Over the next few days this continued in much the same vein, hay getting stuck and me pulling it out, to the extent that she would stand and wait for me to do it!   She was still eating hard food but then she started to get grass stuck in her teeth, so I called the vet.  She had her back teeth rasped as they were a bit sharp, and her gums looked sore.  After a day or two normality resumed.

Then it started again so vet was called, and teeth checked with a tiny sharp bit being removed.

The third time it happened the vet could find no sharpness to her teeth and it was decided to x-ray her before referring her to Liverpool as she was now losing weight and struggling to feed her cria who was also losing weight.

On every occasion the vet visited she had a full clinical exam. It was arranged for 2 vets to come to x-ray so that she could be safely sedated and monitored throughout the process, however during the clinical exam the vet noticed her third eyelid was very pale, in fact it was white, 3 days previously it had been pink, so the vet immediately took blood, and I ran a faecal.  Imagine our horror when she had a pcv of 8 and a Strongyle count of over 3000 epg.  She was dangerously anaemic.

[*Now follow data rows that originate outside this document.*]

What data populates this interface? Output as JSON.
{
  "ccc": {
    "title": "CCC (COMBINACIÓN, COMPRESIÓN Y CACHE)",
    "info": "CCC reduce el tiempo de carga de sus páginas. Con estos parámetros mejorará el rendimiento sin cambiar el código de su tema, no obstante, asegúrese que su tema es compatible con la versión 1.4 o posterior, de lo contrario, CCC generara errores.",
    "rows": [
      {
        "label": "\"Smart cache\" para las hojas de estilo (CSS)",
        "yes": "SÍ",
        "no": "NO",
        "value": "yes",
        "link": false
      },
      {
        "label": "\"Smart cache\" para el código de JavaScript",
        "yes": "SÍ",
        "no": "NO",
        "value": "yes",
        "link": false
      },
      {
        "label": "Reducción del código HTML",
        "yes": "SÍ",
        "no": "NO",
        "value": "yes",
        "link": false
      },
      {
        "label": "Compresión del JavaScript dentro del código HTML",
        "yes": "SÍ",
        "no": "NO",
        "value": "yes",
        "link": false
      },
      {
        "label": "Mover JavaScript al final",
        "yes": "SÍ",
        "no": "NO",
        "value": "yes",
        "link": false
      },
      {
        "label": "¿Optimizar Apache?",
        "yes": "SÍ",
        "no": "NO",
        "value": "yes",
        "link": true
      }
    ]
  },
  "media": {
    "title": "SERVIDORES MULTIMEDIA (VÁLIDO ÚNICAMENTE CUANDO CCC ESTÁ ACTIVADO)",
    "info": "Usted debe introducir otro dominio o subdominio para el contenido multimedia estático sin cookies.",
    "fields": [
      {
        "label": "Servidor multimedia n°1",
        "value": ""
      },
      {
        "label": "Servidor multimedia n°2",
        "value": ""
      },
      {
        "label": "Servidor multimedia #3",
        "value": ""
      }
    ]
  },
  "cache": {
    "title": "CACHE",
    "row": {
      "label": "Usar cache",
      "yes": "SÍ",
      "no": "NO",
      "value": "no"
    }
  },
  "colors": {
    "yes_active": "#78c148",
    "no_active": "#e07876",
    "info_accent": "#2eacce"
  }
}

This animal had never been ill, stopped eating or been at all slow, she was to all intents and purposes normal except for the (non) chewing hay issue.   She was immediately wormed and given weekly doses of iron and within days was chewing her hay properly and has never looked back.

Incidentally, her previous egg count 6 weeks earlier had been clear.   I thank my lucky stars that we decided to x-ray that day otherwise the chances are she would have died.

The vet thinks the inability to chew was purely weakness from the parasite burden.

Nothing is ever as it seems in my world.”